“Leadership is not about position or title. It’s not about organizational power or authority. It’s not about celebrity or wealth. It’s not about the family you’re born into. It’s not about being at the organization’s apex, as CEO, president, general or prime minister. And it’s definitely not about being some sort of hero. Leadership is about relationships, about credibility, about passion and conviction, and ultimately about what you do”. – James Kouzes & Barry Posner in The Leadership Challenge, 6th Edition.
The foundational premise of this article is that leadership is everyone’s business. Enhancing leadership capacity is not only developing executive leaders but leaders at all levels. Indeed, the settings of leadership are boundless. The first set of leaders to develop are those at the neophyte level. This level features management trainees, professional apprentices in all fields, interns, students and graduates of high school and university. The article proposes five ways to deliberately enhance the development of neophyte leaders: provide opportunities, offer challenges, conduct training, engage mentoring relationships, and give feedback.
The assumption that individuals are either too young or unprepared for leadership is misleading and it delays opportunities for neophytes until later in their careers. In practice, people, can exhibit leadership ability even when they are less than ten. Students are called upon to lead and appointed to leadership positions. However, organisations need to provide opportunities to neophytes to exhibit and enhance leadership capacity.
It is a disadvantage to wait until employees reach their mid-thirties or forties to commence leadership development. Instead, leadership opportunities should be built into job roles alongside trainee development planning. Induction programs tend to be mostly functional and technical with limited content relating to leadership development. A change of format and philosophy is required to put the neophytes on an early leadership trail.
Opportunities alone are not sufficient because they can be restricted by routine. Challenges should also be installed in the development of neophyte leaders. Short term redeployments, role switches, ad-hoc projects, shadowing of other employees and relief assignments represent a selection of methods for adding challenges to the work of neophyte leaders. For the millennial generation in organizations, challenges are critical not just for leadership development but for employee engagement and retention.
One of my nieces is in her probation year at one of the global technology companies. When an opportunity emerged to lead a team after the exit of a more senior person, she boldly applied to take up the role. She was interviewed along with several other candidates and although she was not offered the position, it exemplifies the thinking frame of employees in the twenty-something age group. This group is more mobile and restless than previous generations and they invite organizational responses of designing appropriate challenges.
Deliver leadership training
Based on my professional and organizational observations, the leadership development budgets and programmes of many companies are skewed towards senior and executive levels. Functional and technical training is placed in budgets for younger employees while leadership is reserved for more senior people in the hierarchy. In reality, depending on organizational structure and industry, employees are often deployed to lead teams long before they get to middle management level.

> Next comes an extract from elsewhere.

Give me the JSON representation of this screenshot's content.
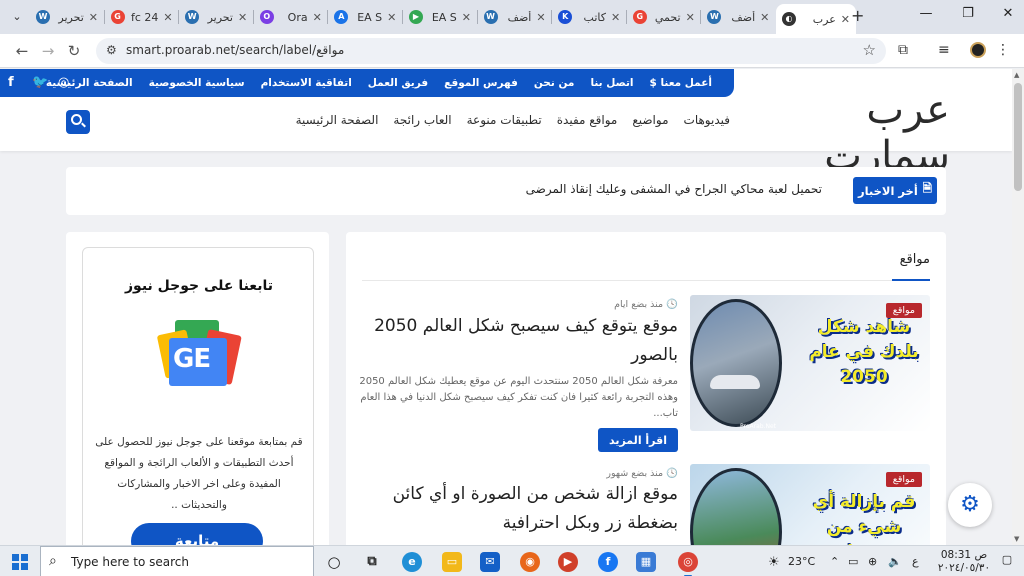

For instance, in professional services, financial institutions and consumer products, three years of experience could find an individual leading a small team of associates or sales agents. Yet, such individuals are not normally viewed as requiring leadership training because of the skewed planning previously referred to. To enhance the overall capacity of leadership, neophytes should be prepared for leadership shortly after they get into organizations. It is not beneficial to be reactive about developing leaders and expect them to be proactive in their daily conduct.
Engage mentoring relationships
Mentoring is a valuable tool for developing neophyte leaders. It enables more experienced people pass on knowledge and ideas to younger people which can transform thinking and behaviour. Some of the organizational clients I work with have realized the value of instituting mentoring relationships as part of corporate learning. They are also obtaining tremendous positive results. Although the mentoring programmes are mostly generic, their value can be expanded with the intentional inclusion of leadership in the conversational themes. Leadership lessons picked up from mentors early in a career will generate immense positive collateral in future years. Fortunately, this method of developing neophyte leaders comes at minimal cost which is largely administrative since the mentors are also employees.
Give regular feedback
The end of a management trainee year is often approached with trepidation about retention or the possibility of exit. This can be prevented by regular feedback for the neophyte with specific elements on leadership and other aspects of personal development. Of course, giving feedback is based on the assumption that there have been opportunities and challenges with which to assess progress. Feedback and measurement of progress are important components in developing the neophyte leader.
To enhance leadership capacity at the neophyte level, organizations should provide opportunities, offer challenges, deliver training, engage mentoring relationships and give regular feedback.